**RECORDS FOR THIS EXERCISE**
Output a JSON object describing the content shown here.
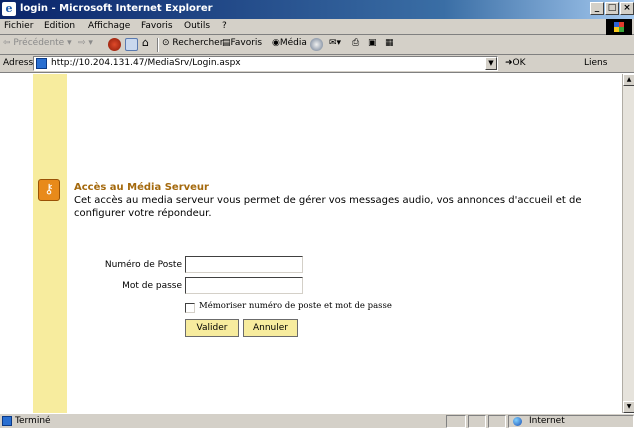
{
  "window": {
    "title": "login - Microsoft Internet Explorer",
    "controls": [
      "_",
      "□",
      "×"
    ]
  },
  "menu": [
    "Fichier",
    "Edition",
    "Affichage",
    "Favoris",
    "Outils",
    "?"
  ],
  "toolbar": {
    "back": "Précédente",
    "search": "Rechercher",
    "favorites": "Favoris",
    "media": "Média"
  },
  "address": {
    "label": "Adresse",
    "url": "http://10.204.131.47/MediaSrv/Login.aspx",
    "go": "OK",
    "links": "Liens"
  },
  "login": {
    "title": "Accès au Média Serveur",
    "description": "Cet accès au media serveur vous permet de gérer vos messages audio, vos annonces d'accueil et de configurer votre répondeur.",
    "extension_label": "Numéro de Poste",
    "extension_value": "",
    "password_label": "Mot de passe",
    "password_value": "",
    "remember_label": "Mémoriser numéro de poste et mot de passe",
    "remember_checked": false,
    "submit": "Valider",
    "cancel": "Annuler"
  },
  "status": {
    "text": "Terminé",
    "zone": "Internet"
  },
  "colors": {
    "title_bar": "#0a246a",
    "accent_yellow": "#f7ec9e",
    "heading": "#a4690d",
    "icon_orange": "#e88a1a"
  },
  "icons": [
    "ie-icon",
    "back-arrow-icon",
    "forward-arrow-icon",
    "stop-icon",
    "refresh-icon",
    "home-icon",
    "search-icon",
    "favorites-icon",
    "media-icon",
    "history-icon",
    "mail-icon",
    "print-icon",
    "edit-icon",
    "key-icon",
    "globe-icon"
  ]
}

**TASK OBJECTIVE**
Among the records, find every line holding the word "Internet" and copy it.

**ANSWER TO THIS TASK**
    "title": "login - Microsoft Internet Explorer",
    "zone": "Internet"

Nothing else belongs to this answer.